In today’s Meet the Chronosphere Team profile, we hand the microphone to Elenore who manages the Platform team … and who unflinchingly responded with “people” and “learning opportunity” when asked why she joined Chronosphere. Culture-building is a key component of Chronosphere’s values and we’re thrilled to have a people-person like Elenore on our engineering team. During her 10 months at Chronosphere, Elenore has gotten ramped up on the world of monitoring, observability, and metrics! Elenore joins our interview from her location on the West Coast and shares fun insights about life at Chronosphere.
What do you do at Chronosphere?
I’m the manager for the Platform team, and the Platform team is everything to do with how users interact with the product. It’s the UI (user interface) – the front end – as well as behind the scenes stuff like the API and the CLI and all the components we integrate with.
What were some of the reasons you decided to come to Chronosphere?
The people, one hundred percent. I could tell the team was committed to ramping everybody up, to investing in each other – I’m brand new to monitors, observability, metrics, and that whole world and Chronosphere felt like a safe space to learn.
What did you do before coming to Chronosphere?
I was at a company called Pivotal for a long time, and Pivotal got acquired by VMware. So I was at VMware for a little bit and I just wasn’t into it – so I hopped over to Chronosphere.
What is the most interesting challenge Chronosphere is solving?
I think a big challenge we’re facing right now – which isn’t super technical but it’s something I think about a lot – is thinking about our product as a whole across all the touch points. How do we present Chronosphere’s ✨vibe✨ to our customers? How are they interacting with the UI and the CLI, and how do we make those interactions seamless and consistent?

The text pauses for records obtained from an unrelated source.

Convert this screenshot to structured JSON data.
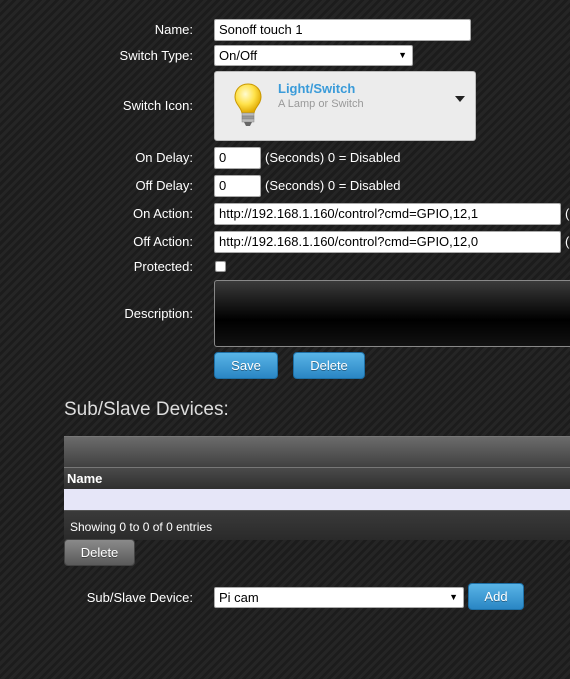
{
  "form": {
    "name_label": "Name:",
    "name_value": "Sonoff touch 1",
    "switch_type_label": "Switch Type:",
    "switch_type_value": "On/Off",
    "switch_icon_label": "Switch Icon:",
    "icon_title": "Light/Switch",
    "icon_subtitle": "A Lamp or Switch",
    "icon_semantic": "lightbulb-icon",
    "on_delay_label": "On Delay:",
    "on_delay_value": "0",
    "on_delay_note": "(Seconds) 0 = Disabled",
    "off_delay_label": "Off Delay:",
    "off_delay_value": "0",
    "off_delay_note": "(Seconds) 0 = Disabled",
    "on_action_label": "On Action:",
    "on_action_value": "http://192.168.1.160/control?cmd=GPIO,12,1",
    "off_action_label": "Off Action:",
    "off_action_value": "http://192.168.1.160/control?cmd=GPIO,12,0",
    "protected_label": "Protected:",
    "protected_checked": false,
    "description_label": "Description:",
    "description_value": "",
    "save_label": "Save",
    "delete_label": "Delete"
  },
  "subslave": {
    "title": "Sub/Slave Devices:",
    "columns": [
      "Name"
    ],
    "rows": [],
    "footer": "Showing 0 to 0 of 0 entries",
    "delete_label": "Delete",
    "device_label": "Sub/Slave Device:",
    "device_value": "Pi cam",
    "add_label": "Add"
  },
  "colors": {
    "accent": "#3a9bd9",
    "button_blue": "#2a86c4",
    "background": "#1e1e1e"
  }
}
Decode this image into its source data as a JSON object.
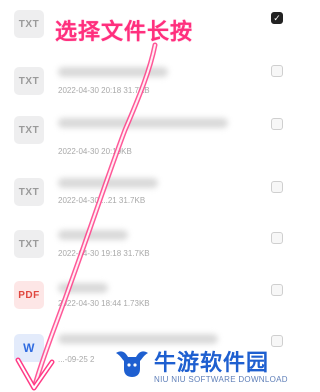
{
  "annotation_text": "选择文件长按",
  "files": [
    {
      "type_label": "TXT",
      "meta": "",
      "checked": true,
      "icon": "txt-file-icon"
    },
    {
      "type_label": "TXT",
      "meta": "2022-04-30 20:18 31.7KB",
      "checked": false,
      "icon": "txt-file-icon"
    },
    {
      "type_label": "TXT",
      "meta": "2022-04-30 20:19KB",
      "checked": false,
      "icon": "txt-file-icon"
    },
    {
      "type_label": "TXT",
      "meta": "2022-04-30 ...21 31.7KB",
      "checked": false,
      "icon": "txt-file-icon"
    },
    {
      "type_label": "TXT",
      "meta": "2022-04-30 19:18 31.7KB",
      "checked": false,
      "icon": "txt-file-icon"
    },
    {
      "type_label": "PDF",
      "meta": "2022-04-30 18:44 1.73KB",
      "checked": false,
      "icon": "pdf-file-icon"
    },
    {
      "type_label": "W",
      "meta": "...-09-25 2",
      "checked": false,
      "icon": "word-file-icon"
    }
  ],
  "watermark": {
    "title": "牛游软件园",
    "subtitle": "NIU NIU SOFTWARE DOWNLOAD",
    "accent": "#1e5fd0"
  },
  "colors": {
    "annotation": "#ff2f7d",
    "pdf": "#e0473f",
    "word": "#2f6be0"
  }
}
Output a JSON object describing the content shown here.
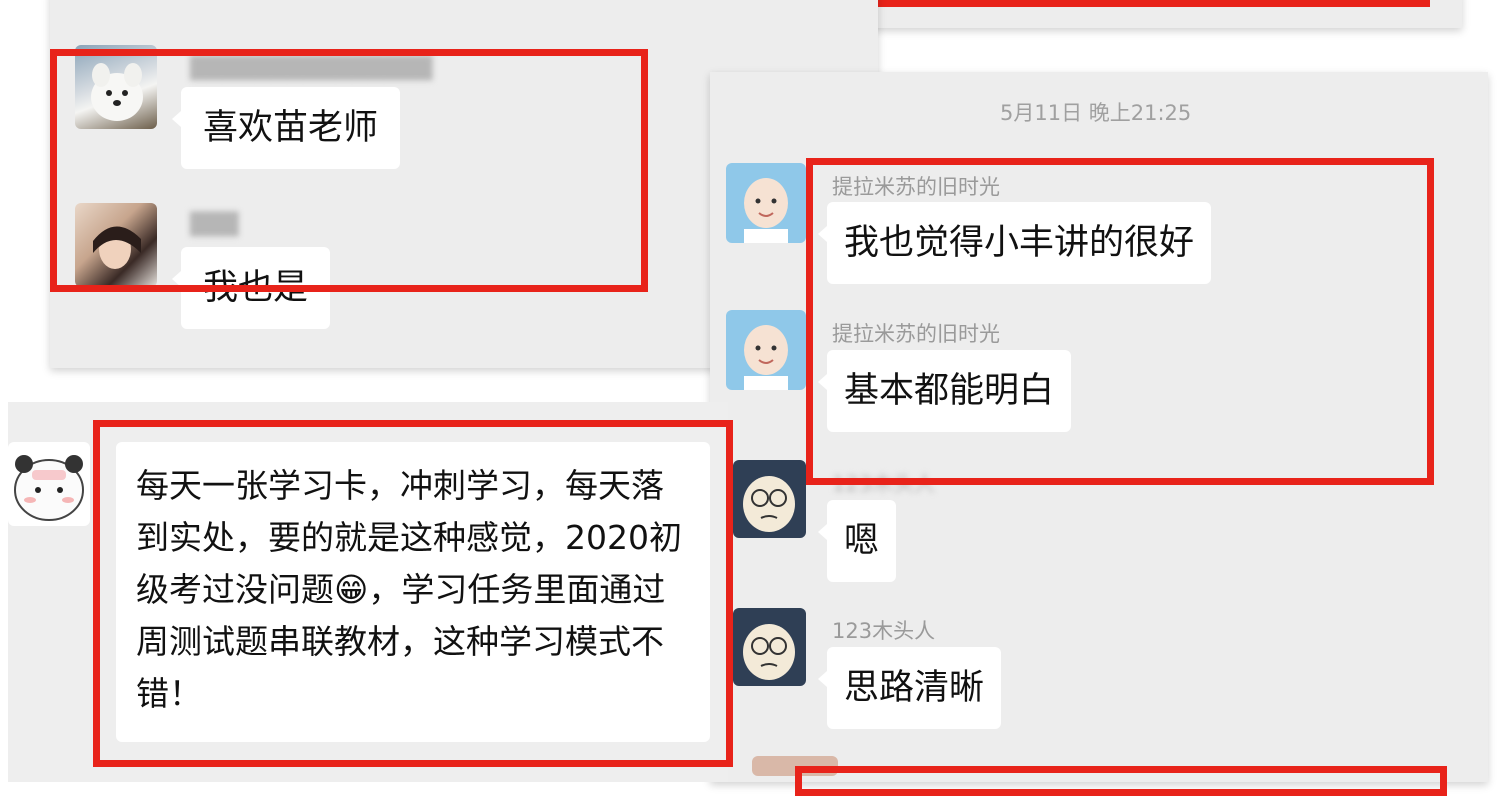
{
  "colors": {
    "highlight": "#e8231a",
    "panel_bg": "#ededed",
    "bubble_bg": "#ffffff",
    "name_text": "#9a9a9a"
  },
  "panel_left": {
    "messages": [
      {
        "avatar": "dog-avatar",
        "sender": "",
        "text": "喜欢苗老师"
      },
      {
        "avatar": "person-avatar",
        "sender": "",
        "text": "我也是"
      }
    ]
  },
  "panel_right": {
    "timestamp": "5月11日 晚上21:25",
    "messages": [
      {
        "avatar": "baby-avatar",
        "sender": "提拉米苏的旧时光",
        "text": "我也觉得小丰讲的很好"
      },
      {
        "avatar": "baby-avatar",
        "sender": "提拉米苏的旧时光",
        "text": "基本都能明白"
      },
      {
        "avatar": "cartoon-avatar",
        "sender": "",
        "text": "嗯"
      },
      {
        "avatar": "cartoon-avatar",
        "sender": "123木头人",
        "text": "思路清晰"
      }
    ]
  },
  "panel_bottom": {
    "avatar": "panda-sticker-avatar",
    "text_before_emoji": "每天一张学习卡，冲刺学习，每天落到实处，要的就是这种感觉，2020初级考过没问题",
    "emoji": "😁",
    "text_after_emoji": "，学习任务里面通过周测试题串联教材，这种学习模式不错！"
  }
}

What are you working on right now that you’re excited about?
I’ve just collected a bunch of peer feedback for all of my reports and I’m really excited to write that up and share it out – it was all really positive and I’m really excited to start building feedback as a habit and not as a chore. I’m hoping to show peer feedback is beneficial, productive, easy – not scary, or an overhead of process. I want the engineers to be giving feedback to each other all the time, but one thing that makes that really hard is being remote, and the pandemic, and not all knowing each other, and not all being in the office. It just comes less naturally, so I’m trying to think of better ways for us to have those organic conversations.
Sometimes it’s hard to hear feedback, so I wanted people to come up with ideas or growth goals for themselves. Like, “I want to be a better leader on my team by making sure I share the right amount of context and information.” I’m asking very pointed questions around specific goals, and that’s been helpful in that people are picking out what they want feedback on – essentially taking ownership over their growth.
What’s a fun fact about you that nobody would guess?
When I was 18 and a senior in high school, I won a pageant. It had all the pageant things like a big dress and a tiara. It’s a very small town thing.
What stickers are on your laptop?
I have a Pacific Northwest Native American totem pole. And I have a sticker of my cat, Owen.
If you were an animal, what would you be?
I would be an alien. Or Sasquatch. I love conspiracy theories, so I would pick something like that.
Who is someone you have considered a role model and how have they helped guide you in your life or career?
My parents. Both my parents are in positions of leadership – they’re both judges. For my mom, as a female judge, I think you just get more flack, more scrutiny, than your male counterparts – like you can get as a woman in tech. You can bottle up some of that frustration and anger and have that control your life. But you can also just let it go. I’ve been learning how to do that over the years. My dad’s also a judge, and he is very thoughtful. Being thoughtful and empathetic is helpful as a manager, and in software in general!
What’s a quote you reflect on, you mention to people a lot, or that motivates you?
At work, every problem is a communication problem – pretty much always. So if people are having problems, I ask, “How can we communicate better? Where are the gaps in communication?”
Stay tuned for more profiles on Chronospherians and check out our open roles here. You can listen in on Elenore’s and Chris Ward’s full conversation by watching the video below: